After hitting Guam with the force of a Category 4 hurricane, Typhoon Mawar continued to strengthen on Thursday night as it headed west across the Pacific Ocean toward the Philippines, Taiwan and, possibly, Japan.
Exactly where and when it might threaten people again was unclear.
As of about 8 p.m. local time, which is 14 hours ahead of Eastern time, the center of the storm was about 195 miles west-northwest of Guam. The storm was moving west-northwest at eight miles per hour and was expected to make a slight turn toward the west and increase in speed over the next 24 hours, forecasters said.
An area of high pressure over the Pacific will steer the storm west over the next several days. During that period over open water, Mawar’s strength will fluctuate.

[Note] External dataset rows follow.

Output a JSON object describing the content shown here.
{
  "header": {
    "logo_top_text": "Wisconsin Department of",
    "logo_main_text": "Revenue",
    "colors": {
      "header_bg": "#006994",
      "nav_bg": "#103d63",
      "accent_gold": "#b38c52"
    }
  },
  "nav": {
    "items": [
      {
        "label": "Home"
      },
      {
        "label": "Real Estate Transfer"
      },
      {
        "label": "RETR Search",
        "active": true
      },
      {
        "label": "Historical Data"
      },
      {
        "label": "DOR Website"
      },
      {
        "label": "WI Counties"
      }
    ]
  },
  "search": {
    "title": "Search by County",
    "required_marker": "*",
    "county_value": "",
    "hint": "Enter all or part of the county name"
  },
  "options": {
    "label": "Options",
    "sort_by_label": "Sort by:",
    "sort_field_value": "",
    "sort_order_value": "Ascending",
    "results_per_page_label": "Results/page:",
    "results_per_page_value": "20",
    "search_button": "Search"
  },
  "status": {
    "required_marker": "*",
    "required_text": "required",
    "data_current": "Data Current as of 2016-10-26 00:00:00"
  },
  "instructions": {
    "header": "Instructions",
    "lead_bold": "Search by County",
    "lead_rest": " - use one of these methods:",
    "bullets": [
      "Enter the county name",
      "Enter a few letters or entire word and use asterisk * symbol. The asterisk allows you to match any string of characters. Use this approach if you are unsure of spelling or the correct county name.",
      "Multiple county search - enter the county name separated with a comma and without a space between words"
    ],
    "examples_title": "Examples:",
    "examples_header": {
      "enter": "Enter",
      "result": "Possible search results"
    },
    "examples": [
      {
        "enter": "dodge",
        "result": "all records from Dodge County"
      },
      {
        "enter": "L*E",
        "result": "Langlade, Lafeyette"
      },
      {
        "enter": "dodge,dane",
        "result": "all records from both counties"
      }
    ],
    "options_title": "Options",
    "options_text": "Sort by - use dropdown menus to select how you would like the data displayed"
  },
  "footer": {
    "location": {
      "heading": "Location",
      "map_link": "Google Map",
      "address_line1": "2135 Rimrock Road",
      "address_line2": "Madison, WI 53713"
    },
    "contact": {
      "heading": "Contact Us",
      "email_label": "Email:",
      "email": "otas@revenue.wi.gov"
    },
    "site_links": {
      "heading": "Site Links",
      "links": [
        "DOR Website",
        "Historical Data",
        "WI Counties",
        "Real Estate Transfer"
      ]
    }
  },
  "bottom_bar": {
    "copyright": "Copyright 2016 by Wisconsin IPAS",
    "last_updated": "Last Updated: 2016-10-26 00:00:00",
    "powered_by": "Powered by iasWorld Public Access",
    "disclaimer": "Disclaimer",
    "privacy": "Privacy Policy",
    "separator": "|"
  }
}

With maximum sustained winds of 165 m.p.h., the storm now meets the National Weather Service’s definition of a super typhoon. The Philippines had already classified Mawar as a super typhoon, which it defines as having sustained winds of 115 m.p.h. The United States uses a different “averaging period” to measure a tropical cyclone’s wind speed, which typically produces higher readings. (Forecasters in the United States measure the wind for one minute to get a reading, compared with an interval of 10 minutes in much of Asia.)
Regardless, the storm was forecast to intensify over the next three days as it approached the Philippines, peaking on Sunday, according to a forecast on Thursday by the country’s meteorological service. It was also expected to bring heavy rain.
Because the Philippines gives its own names to typhoons that enter its so-called area of responsibility, a large area of the Western North Pacific, the storm will eventually be known locally as Betty.
It is likely to stay north of the Philippines, but some forecast models show it affecting the northern portion of Luzon, the country’s largest and most populous island.
After the weekend, a handful of forecast models project Mawar turning to the north and then quickly to the northeast. Such a track could potentially keep the storm from affecting Taiwan, China or South Korea. Depending on the timing of other weather systems in the area, the storm could track further west, moving toward Taiwan, or northwest toward Japan.
Those developments wouldn’t come until late next week and into the following weekend, and a lot could change in the atmosphere within that time frame. As the storm moves north, toward or away from Japan, it is expected to weaken as it encounters cooler waters.
Mar-Vic Cagurangan, Claire Fahy, Christine Hauser, Mike Ives, Judson Jones, Victoria Kim, Lauren McCarthy, Eduardo Medina and Derrick Bryson Taylor contributed reporting.